This article was published in the March issue of Money magazine.
The tech-heavy Nasdaq index may be nearing its early-2000 levels, but the technology sector looks nothing like it did in the bubble years.
For starters, these shares are no longer absurdly valued. In fact, they trade at lower price/earnings ratios, based on projected profits, than the broad market. And many old-guard names are downright unloved, making them targets for value-minded investors.
Tech is also less volatile than most other sectors, which isn't that surprising since this group has matured and is now filled with conservatively run businesses. About 40% of the cash on the balance sheets of S&P 500 companies is now held by tech firms. And they are rewarding shareholders with that money. Forty-four of the 65 tech stocks in the S&P pay dividends, and 22 yield more than 2%.
"Back in 1999, I never would have thought that some of the large techs would eventually look like widow-and-orphan stocks," says David Rolfe, manager of the RiverPark/Wedgewood Fund. He and other fund managers say the following shares are good bets for risk-averse investors:
Go with big tech
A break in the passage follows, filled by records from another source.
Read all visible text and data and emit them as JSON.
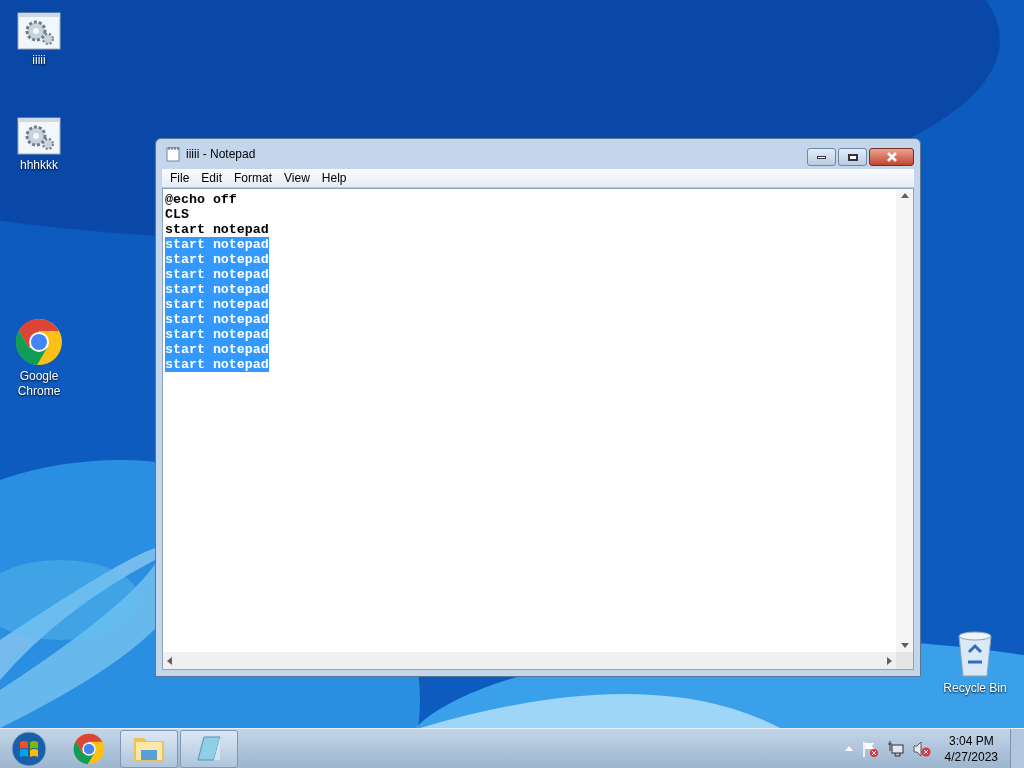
{
  "desktop_icons": [
    {
      "label": "iiiii",
      "kind": "script"
    },
    {
      "label": "hhhkkk",
      "kind": "script"
    },
    {
      "label": "Google Chrome",
      "kind": "chrome"
    },
    {
      "label": "Recycle Bin",
      "kind": "recycle"
    }
  ],
  "window": {
    "title": "iiiii - Notepad",
    "menu": [
      "File",
      "Edit",
      "Format",
      "View",
      "Help"
    ],
    "lines": [
      {
        "text": "@echo off",
        "selected": false
      },
      {
        "text": "CLS",
        "selected": false
      },
      {
        "text": "start notepad",
        "selected": false
      },
      {
        "text": "start notepad",
        "selected": true
      },
      {
        "text": "start notepad",
        "selected": true
      },
      {
        "text": "start notepad",
        "selected": true
      },
      {
        "text": "start notepad",
        "selected": true
      },
      {
        "text": "start notepad",
        "selected": true
      },
      {
        "text": "start notepad",
        "selected": true
      },
      {
        "text": "start notepad",
        "selected": true
      },
      {
        "text": "start notepad",
        "selected": true
      },
      {
        "text": "start notepad",
        "selected": true
      }
    ]
  },
  "taskbar": {
    "buttons": [
      {
        "kind": "start",
        "running": false
      },
      {
        "kind": "chrome",
        "running": false
      },
      {
        "kind": "explorer",
        "running": true
      },
      {
        "kind": "notepad",
        "running": true
      }
    ],
    "clock": {
      "time": "3:04 PM",
      "date": "4/27/2023"
    }
  }
}
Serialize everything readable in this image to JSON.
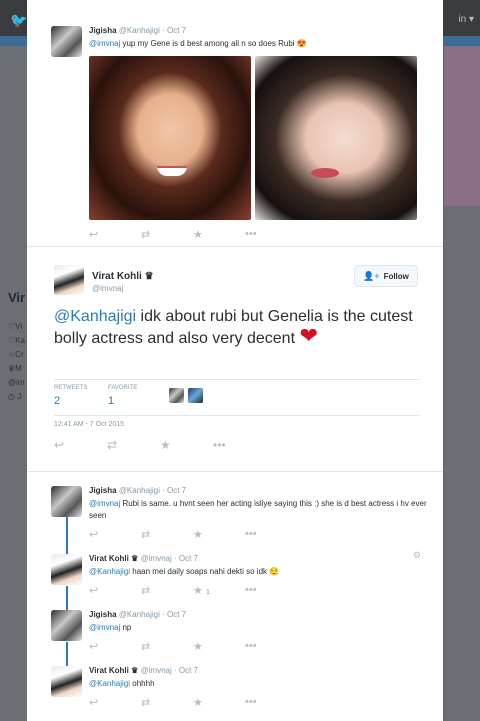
{
  "background": {
    "logo": "🐦",
    "menu_label": "in ▾",
    "profile_name": "Vir",
    "side_items": [
      "♡Vi",
      "♡Ka",
      "☆Cr",
      "♛M",
      "@im",
      "◷ J"
    ]
  },
  "top_tweet": {
    "name": "Jigisha",
    "handle": "@Kanhajigi",
    "time": "· Oct 7",
    "mention": "@imvnaj",
    "text": " yup my Gene is d best among all n so does Rubi 😍"
  },
  "main_tweet": {
    "name": "Virat Kohli",
    "name_icon": "♛",
    "handle": "@imvnaj",
    "follow_label": "Follow",
    "mention": "@Kanhajigi",
    "text": " idk about rubi but Genelia is the cutest bolly actress and also very decent ",
    "heart": "❤",
    "retweets_label": "RETWEETS",
    "retweets_count": "2",
    "favorites_label": "FAVORITE",
    "favorites_count": "1",
    "timestamp": "12:41 AM - 7 Oct 2015"
  },
  "replies": [
    {
      "name": "Jigisha",
      "handle": "@Kanhajigi",
      "time": "· Oct 7",
      "mention": "@imvnaj",
      "text": " Rubi is same. u hvnt seen her acting isliye saying this :) she is d best actress i hv ever seen",
      "fav_count": ""
    },
    {
      "name": "Virat Kohli ♛",
      "handle": "@imvnaj",
      "time": "· Oct 7",
      "mention": "@Kanhajigi",
      "text": " haan mei daily soaps nahi dekti so idk 😌",
      "fav_count": "1"
    },
    {
      "name": "Jigisha",
      "handle": "@Kanhajigi",
      "time": "· Oct 7",
      "mention": "@imvnaj",
      "text": " np",
      "fav_count": ""
    },
    {
      "name": "Virat Kohli ♛",
      "handle": "@imvnaj",
      "time": "· Oct 7",
      "mention": "@Kanhajigi",
      "text": " ohhhh",
      "fav_count": ""
    }
  ],
  "icons": {
    "reply": "↩",
    "retweet": "⇄",
    "favorite": "★",
    "more": "•••",
    "follow": "👤+",
    "gear": "⚙"
  }
}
Cisco Systems (CSCO) is synonymous with the Internet, but its switching and routing business is no longer sizzling. Not a problem. Investors haven't been giving this tech giant enough credit for expanding into growth areas like networking gear for security, video, and wireless, says Patrick Kaser, a portfolio manager with Brandywine Global. Cisco is also pushing into IT services, where sales growth is stronger than in hardware. "This is a hated stock in a business that has not collapsed and has interesting opportunities," Kaser says.
Microsoft (MSFT) is similarly unloved because investors feel that former CEO Steve Ballmer missed the boat on mobile. Overlooked is the company's steady and strong corporate business, where revenues from software sales for servers and data centers have been growing more than twice as fast as Microsoft's consumer business.
Pat Becker Jr., president of Becker Capital Management, thinks Microsoft isn't too late to the cloud software party either. The company's cloud revenues doubled in its most recent quarter. It's that type of growth that helped Microsoft nearly double its dividends in the past four years.
Focus on low tech
Making hard drives isn't cutting-edge, but the industry is improving through consolidation. Seagate (STX), whose shares have benefited from this trend, clearly stands out.
Seagate's dividend yield, for instance, is double that of top rival Western Digital (WDC). While both stocks trade at a P/E of around 11, Seagate's expected earnings growth rate is substantially higher than Western Digital's. And that growth should remain solid as Seagate, which Kaser favors, enjoys increased demand for storage -- especially for tablets, other mobile devices, and servers to support cloud computing.